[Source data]
☆ ☆ ☆ ☆
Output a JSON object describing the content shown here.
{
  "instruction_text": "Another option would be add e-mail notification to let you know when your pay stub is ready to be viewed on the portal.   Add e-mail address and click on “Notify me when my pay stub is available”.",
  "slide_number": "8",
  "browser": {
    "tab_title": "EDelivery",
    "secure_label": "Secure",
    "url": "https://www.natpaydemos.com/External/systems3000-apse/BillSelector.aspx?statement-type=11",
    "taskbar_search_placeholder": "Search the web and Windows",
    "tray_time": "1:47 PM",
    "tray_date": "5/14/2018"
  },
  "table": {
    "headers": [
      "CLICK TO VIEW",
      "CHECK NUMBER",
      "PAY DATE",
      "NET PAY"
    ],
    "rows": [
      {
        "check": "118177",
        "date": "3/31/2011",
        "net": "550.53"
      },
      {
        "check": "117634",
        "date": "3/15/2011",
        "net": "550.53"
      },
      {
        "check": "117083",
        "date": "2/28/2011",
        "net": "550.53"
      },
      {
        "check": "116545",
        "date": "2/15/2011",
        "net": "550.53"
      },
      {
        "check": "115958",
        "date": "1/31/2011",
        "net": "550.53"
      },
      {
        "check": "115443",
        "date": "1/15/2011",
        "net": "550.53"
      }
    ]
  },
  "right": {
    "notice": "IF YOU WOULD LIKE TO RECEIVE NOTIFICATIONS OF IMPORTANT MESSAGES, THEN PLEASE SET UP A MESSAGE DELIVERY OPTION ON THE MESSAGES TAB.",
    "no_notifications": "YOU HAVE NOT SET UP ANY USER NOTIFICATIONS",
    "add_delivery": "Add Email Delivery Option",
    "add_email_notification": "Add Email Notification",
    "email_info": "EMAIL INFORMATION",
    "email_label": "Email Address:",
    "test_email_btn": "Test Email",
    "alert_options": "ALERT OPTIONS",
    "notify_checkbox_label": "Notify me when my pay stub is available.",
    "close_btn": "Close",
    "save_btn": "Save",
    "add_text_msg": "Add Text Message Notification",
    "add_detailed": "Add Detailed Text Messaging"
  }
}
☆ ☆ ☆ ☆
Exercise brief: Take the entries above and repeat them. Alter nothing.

Answer section:
Output a JSON object describing the content shown here.
{
  "instruction_text": "Another option would be add e-mail notification to let you know when your pay stub is ready to be viewed on the portal.   Add e-mail address and click on “Notify me when my pay stub is available”.",
  "slide_number": "8",
  "browser": {
    "tab_title": "EDelivery",
    "secure_label": "Secure",
    "url": "https://www.natpaydemos.com/External/systems3000-apse/BillSelector.aspx?statement-type=11",
    "taskbar_search_placeholder": "Search the web and Windows",
    "tray_time": "1:47 PM",
    "tray_date": "5/14/2018"
  },
  "table": {
    "headers": [
      "CLICK TO VIEW",
      "CHECK NUMBER",
      "PAY DATE",
      "NET PAY"
    ],
    "rows": [
      {
        "check": "118177",
        "date": "3/31/2011",
        "net": "550.53"
      },
      {
        "check": "117634",
        "date": "3/15/2011",
        "net": "550.53"
      },
      {
        "check": "117083",
        "date": "2/28/2011",
        "net": "550.53"
      },
      {
        "check": "116545",
        "date": "2/15/2011",
        "net": "550.53"
      },
      {
        "check": "115958",
        "date": "1/31/2011",
        "net": "550.53"
      },
      {
        "check": "115443",
        "date": "1/15/2011",
        "net": "550.53"
      }
    ]
  },
  "right": {
    "notice": "IF YOU WOULD LIKE TO RECEIVE NOTIFICATIONS OF IMPORTANT MESSAGES, THEN PLEASE SET UP A MESSAGE DELIVERY OPTION ON THE MESSAGES TAB.",
    "no_notifications": "YOU HAVE NOT SET UP ANY USER NOTIFICATIONS",
    "add_delivery": "Add Email Delivery Option",
    "add_email_notification": "Add Email Notification",
    "email_info": "EMAIL INFORMATION",
    "email_label": "Email Address:",
    "test_email_btn": "Test Email",
    "alert_options": "ALERT OPTIONS",
    "notify_checkbox_label": "Notify me when my pay stub is available.",
    "close_btn": "Close",
    "save_btn": "Save",
    "add_text_msg": "Add Text Message Notification",
    "add_detailed": "Add Detailed Text Messaging"
  }
}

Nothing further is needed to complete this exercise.